lara6470 wrote in post #8953434
I thought that the actual person who took the image has the copyright.
...Unless they are in the employ of someone else while taking the photos.
Then the employer generally owns the copyright. That would be when working as a "regular" employee whose duties include photography... and might also be the case for someone hired for a specific assignment, such as a second shooter at a wedding.
It will likely be spelled out in an agreement with them. Very few employers would hire in this manner without putting everything in writing. Look for terms like "work made for hire".
Usually you do have rights to display in your portfolio.
This is quite typical of newspaper/magazine staff photographers, wedding & portrait photogs, stringers for Associated Press, actually a very wide variety of situations where people are hired to do photography.
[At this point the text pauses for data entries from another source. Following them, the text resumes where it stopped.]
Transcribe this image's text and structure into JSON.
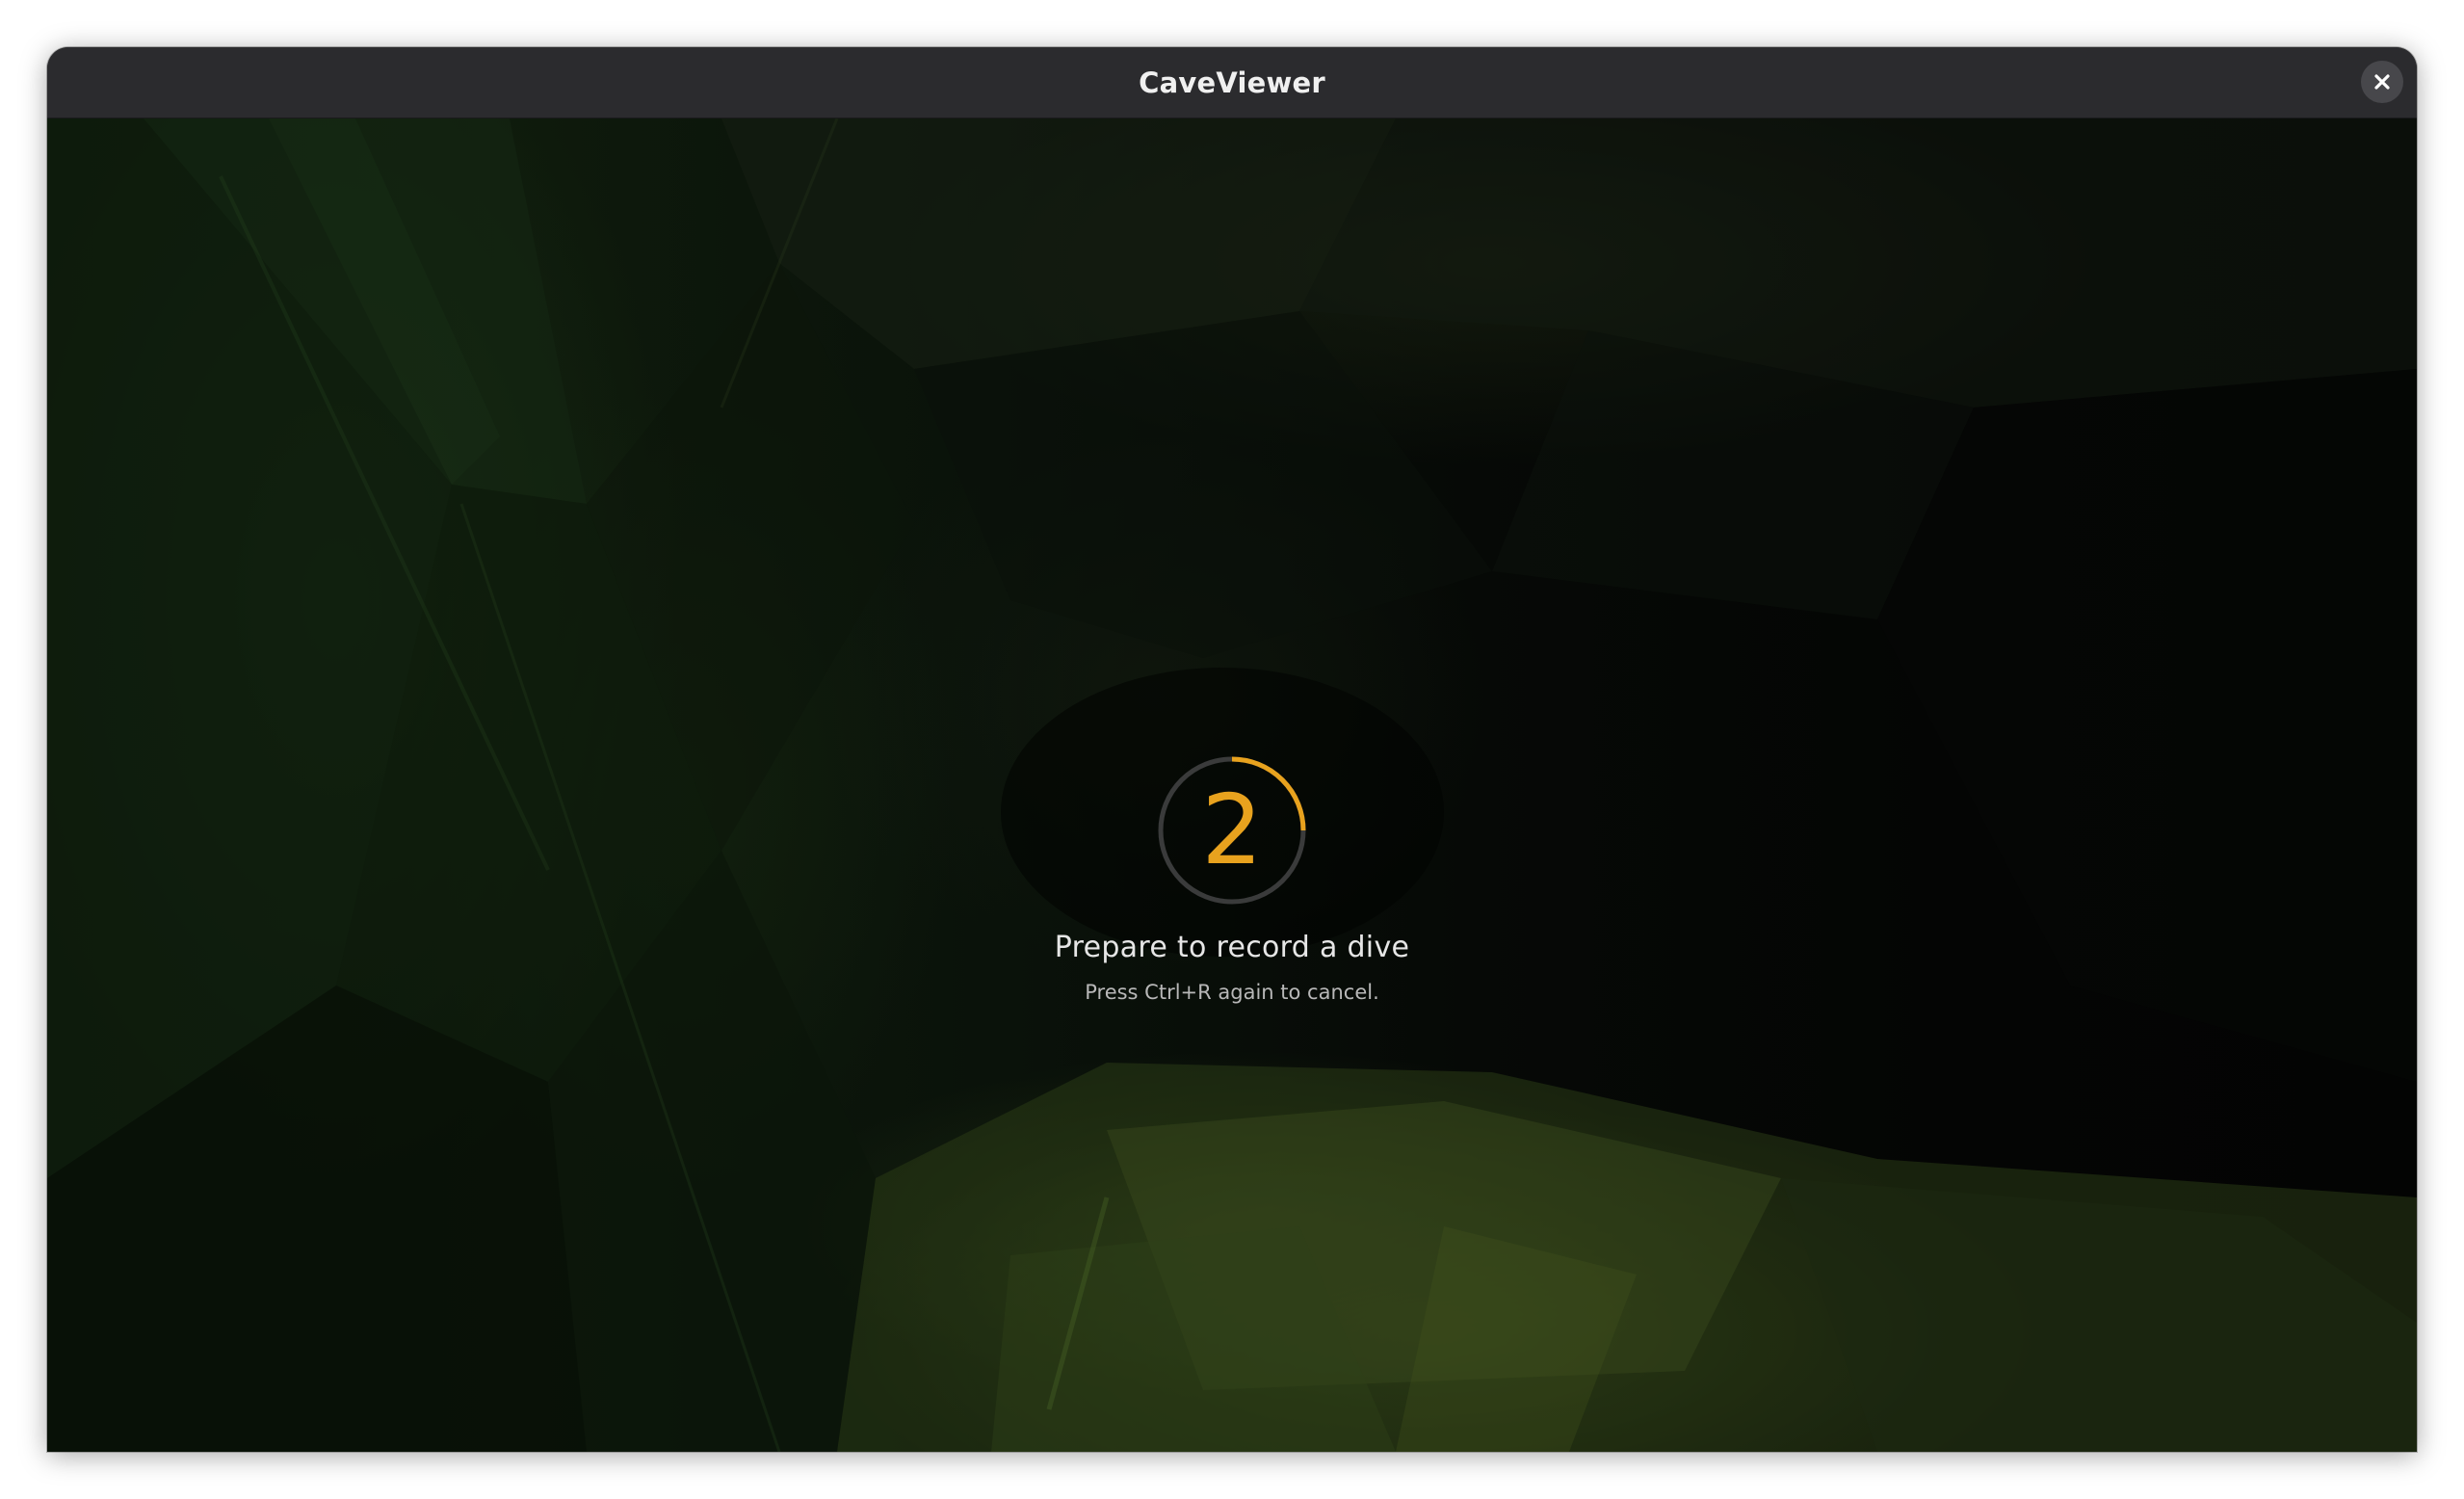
{
  "window": {
    "title": "CaveViewer",
    "close_icon": "close-icon"
  },
  "recording": {
    "countdown_value": "2",
    "countdown_progress": 0.25,
    "accent_color": "#e8a21e",
    "title": "Prepare to record a dive",
    "hint": "Press Ctrl+R again to cancel."
  }
}
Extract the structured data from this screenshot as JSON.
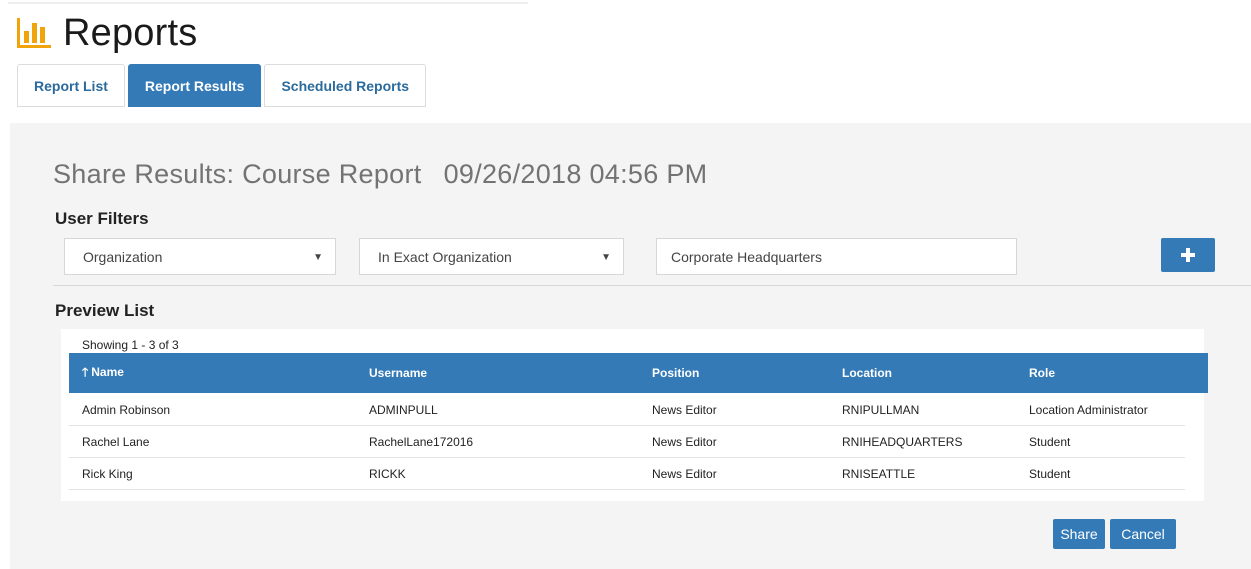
{
  "header": {
    "title": "Reports",
    "icon": "bar-chart-icon",
    "icon_color": "#f0a30a"
  },
  "tabs": [
    {
      "label": "Report List",
      "active": false
    },
    {
      "label": "Report Results",
      "active": true
    },
    {
      "label": "Scheduled Reports",
      "active": false
    }
  ],
  "share": {
    "title": "Share Results: Course Report",
    "datetime": "09/26/2018 04:56 PM"
  },
  "filters": {
    "label": "User Filters",
    "field_select": "Organization",
    "operator_select": "In Exact Organization",
    "value": "Corporate Headquarters",
    "add_icon": "plus-icon"
  },
  "preview": {
    "label": "Preview List",
    "showing": "Showing 1 - 3 of 3",
    "columns": [
      "Name",
      "Username",
      "Position",
      "Location",
      "Role"
    ],
    "sort_icon": "arrow-up-icon",
    "rows": [
      [
        "Admin Robinson",
        "ADMINPULL",
        "News Editor",
        "RNIPULLMAN",
        "Location Administrator"
      ],
      [
        "Rachel Lane",
        "RachelLane172016",
        "News Editor",
        "RNIHEADQUARTERS",
        "Student"
      ],
      [
        "Rick King",
        "RICKK",
        "News Editor",
        "RNISEATTLE",
        "Student"
      ]
    ]
  },
  "actions": {
    "share_label": "Share",
    "cancel_label": "Cancel"
  },
  "colors": {
    "primary": "#337ab7",
    "panel": "#f4f4f4"
  }
}
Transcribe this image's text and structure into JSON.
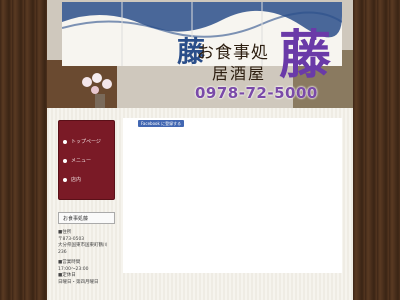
{
  "header": {
    "small_kanji": "藤",
    "title_line1": "お食事処",
    "title_line2": "居酒屋",
    "big_kanji": "藤",
    "phone": "0978-72-5000"
  },
  "nav": {
    "items": [
      {
        "label": "トップページ"
      },
      {
        "label": "メニュー"
      },
      {
        "label": "店内"
      }
    ]
  },
  "sidebar": {
    "section_title": "お食事処藤",
    "address_label": "■住所",
    "postal": "〒873-0503",
    "address": "大分県国東市国東町鶴川",
    "address2": "236",
    "hours_label": "■営業時間",
    "hours": "17:00～23:00",
    "holiday_label": "■定休日",
    "holiday": "日曜日・第四月曜日"
  },
  "main": {
    "facebook_button": "Facebook に登録する"
  },
  "colors": {
    "nav_bg": "#7a1a26",
    "accent_purple": "#6a3aa8",
    "wood": "#4a2f1c"
  }
}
In many commercial types of photography, also expect to see some sort of "non compete" clause, which means you can't do the same type work on your own time in competition with your employer, within some defined market area, and for some set period of time after you leave their employ. This is another common sense protection that most business will want to have in place, for obvious reasons.
Usually the ownership of copyright doesn't apply to work made on your own time and the non-compete clause won't try to prevent you from picking up side jobs for other types of work, different from what the employer provides.
As to the original questions, there's a lot to be said about learning the business this way. It will give you a distinct advantage when you eventually go out on your own and you'll make a lot fewer expensive mistakes.